App and web page records:

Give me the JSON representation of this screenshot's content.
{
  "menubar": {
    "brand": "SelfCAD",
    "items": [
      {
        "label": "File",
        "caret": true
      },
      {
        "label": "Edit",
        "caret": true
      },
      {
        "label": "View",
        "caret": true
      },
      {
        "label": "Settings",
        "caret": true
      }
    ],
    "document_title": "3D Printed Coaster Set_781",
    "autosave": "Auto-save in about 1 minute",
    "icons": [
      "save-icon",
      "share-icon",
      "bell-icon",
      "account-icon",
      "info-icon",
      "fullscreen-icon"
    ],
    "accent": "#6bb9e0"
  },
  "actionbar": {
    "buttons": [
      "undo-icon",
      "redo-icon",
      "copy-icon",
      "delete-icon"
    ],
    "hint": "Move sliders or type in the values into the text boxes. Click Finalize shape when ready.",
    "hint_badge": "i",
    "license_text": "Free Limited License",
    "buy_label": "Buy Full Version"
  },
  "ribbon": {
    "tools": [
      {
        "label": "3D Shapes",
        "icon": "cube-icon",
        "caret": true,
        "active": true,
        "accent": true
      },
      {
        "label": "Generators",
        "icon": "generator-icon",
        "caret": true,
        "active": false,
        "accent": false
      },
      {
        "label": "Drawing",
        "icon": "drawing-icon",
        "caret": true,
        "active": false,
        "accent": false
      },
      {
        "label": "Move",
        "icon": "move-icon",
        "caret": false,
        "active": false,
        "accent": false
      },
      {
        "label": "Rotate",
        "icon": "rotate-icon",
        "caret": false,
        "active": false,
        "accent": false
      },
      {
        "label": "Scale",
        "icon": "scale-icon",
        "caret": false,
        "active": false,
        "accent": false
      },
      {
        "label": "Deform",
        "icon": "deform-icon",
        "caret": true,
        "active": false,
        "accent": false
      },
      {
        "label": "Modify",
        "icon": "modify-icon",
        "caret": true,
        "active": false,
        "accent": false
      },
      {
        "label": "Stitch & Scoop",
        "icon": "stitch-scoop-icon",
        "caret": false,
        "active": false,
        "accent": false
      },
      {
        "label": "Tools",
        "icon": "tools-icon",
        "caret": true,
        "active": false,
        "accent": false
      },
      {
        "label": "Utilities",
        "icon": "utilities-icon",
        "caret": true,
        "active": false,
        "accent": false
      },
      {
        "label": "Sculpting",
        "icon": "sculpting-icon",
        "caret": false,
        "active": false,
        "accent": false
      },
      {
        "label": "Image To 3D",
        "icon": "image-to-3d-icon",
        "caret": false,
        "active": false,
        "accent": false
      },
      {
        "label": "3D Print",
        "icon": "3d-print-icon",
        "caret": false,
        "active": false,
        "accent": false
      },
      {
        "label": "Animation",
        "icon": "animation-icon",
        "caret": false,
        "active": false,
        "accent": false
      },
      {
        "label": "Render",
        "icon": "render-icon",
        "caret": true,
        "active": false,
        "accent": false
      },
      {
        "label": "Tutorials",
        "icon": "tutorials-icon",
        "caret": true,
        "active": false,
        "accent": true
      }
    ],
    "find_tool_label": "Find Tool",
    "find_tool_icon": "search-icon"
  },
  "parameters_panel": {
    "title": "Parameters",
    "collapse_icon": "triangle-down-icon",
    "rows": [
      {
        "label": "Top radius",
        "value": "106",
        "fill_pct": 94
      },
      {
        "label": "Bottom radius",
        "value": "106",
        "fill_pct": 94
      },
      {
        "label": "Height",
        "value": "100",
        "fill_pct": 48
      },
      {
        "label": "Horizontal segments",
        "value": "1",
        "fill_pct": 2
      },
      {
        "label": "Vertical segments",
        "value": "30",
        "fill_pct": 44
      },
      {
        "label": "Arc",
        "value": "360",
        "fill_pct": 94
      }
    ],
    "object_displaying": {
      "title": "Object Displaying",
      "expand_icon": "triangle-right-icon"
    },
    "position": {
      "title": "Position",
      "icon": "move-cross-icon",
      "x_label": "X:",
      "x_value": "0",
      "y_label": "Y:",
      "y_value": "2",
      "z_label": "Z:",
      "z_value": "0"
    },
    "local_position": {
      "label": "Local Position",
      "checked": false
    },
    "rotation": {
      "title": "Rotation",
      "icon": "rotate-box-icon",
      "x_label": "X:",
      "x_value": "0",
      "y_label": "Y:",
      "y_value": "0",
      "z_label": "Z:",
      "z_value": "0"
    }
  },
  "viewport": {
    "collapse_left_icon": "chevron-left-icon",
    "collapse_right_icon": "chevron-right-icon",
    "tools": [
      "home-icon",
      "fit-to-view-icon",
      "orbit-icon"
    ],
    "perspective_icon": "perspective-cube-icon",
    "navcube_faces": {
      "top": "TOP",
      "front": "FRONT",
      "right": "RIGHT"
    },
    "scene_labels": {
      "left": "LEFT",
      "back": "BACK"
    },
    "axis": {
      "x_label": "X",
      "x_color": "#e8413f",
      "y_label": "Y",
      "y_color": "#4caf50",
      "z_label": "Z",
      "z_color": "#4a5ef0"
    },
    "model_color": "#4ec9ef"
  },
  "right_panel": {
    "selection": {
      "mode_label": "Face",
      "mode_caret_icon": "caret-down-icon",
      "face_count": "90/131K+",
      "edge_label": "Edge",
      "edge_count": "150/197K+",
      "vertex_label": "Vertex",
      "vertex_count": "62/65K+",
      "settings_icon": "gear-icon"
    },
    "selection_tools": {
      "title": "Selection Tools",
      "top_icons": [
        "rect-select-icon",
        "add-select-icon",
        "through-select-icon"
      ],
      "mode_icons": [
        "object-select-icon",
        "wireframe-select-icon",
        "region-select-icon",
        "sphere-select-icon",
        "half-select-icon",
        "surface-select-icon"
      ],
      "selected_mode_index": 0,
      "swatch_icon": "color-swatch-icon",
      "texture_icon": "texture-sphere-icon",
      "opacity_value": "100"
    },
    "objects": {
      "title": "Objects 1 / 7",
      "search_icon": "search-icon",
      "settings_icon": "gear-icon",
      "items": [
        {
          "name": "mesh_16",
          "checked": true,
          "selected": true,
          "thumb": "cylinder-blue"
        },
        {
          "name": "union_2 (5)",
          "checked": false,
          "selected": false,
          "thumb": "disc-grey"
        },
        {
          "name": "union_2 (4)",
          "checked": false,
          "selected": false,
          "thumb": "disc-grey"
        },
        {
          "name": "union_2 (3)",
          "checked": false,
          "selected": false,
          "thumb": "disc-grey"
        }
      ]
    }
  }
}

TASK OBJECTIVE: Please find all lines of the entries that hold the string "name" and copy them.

WRITTEN REPLY:
          "name": "mesh_16",
          "name": "union_2 (5)",
          "name": "union_2 (4)",
          "name": "union_2 (3)",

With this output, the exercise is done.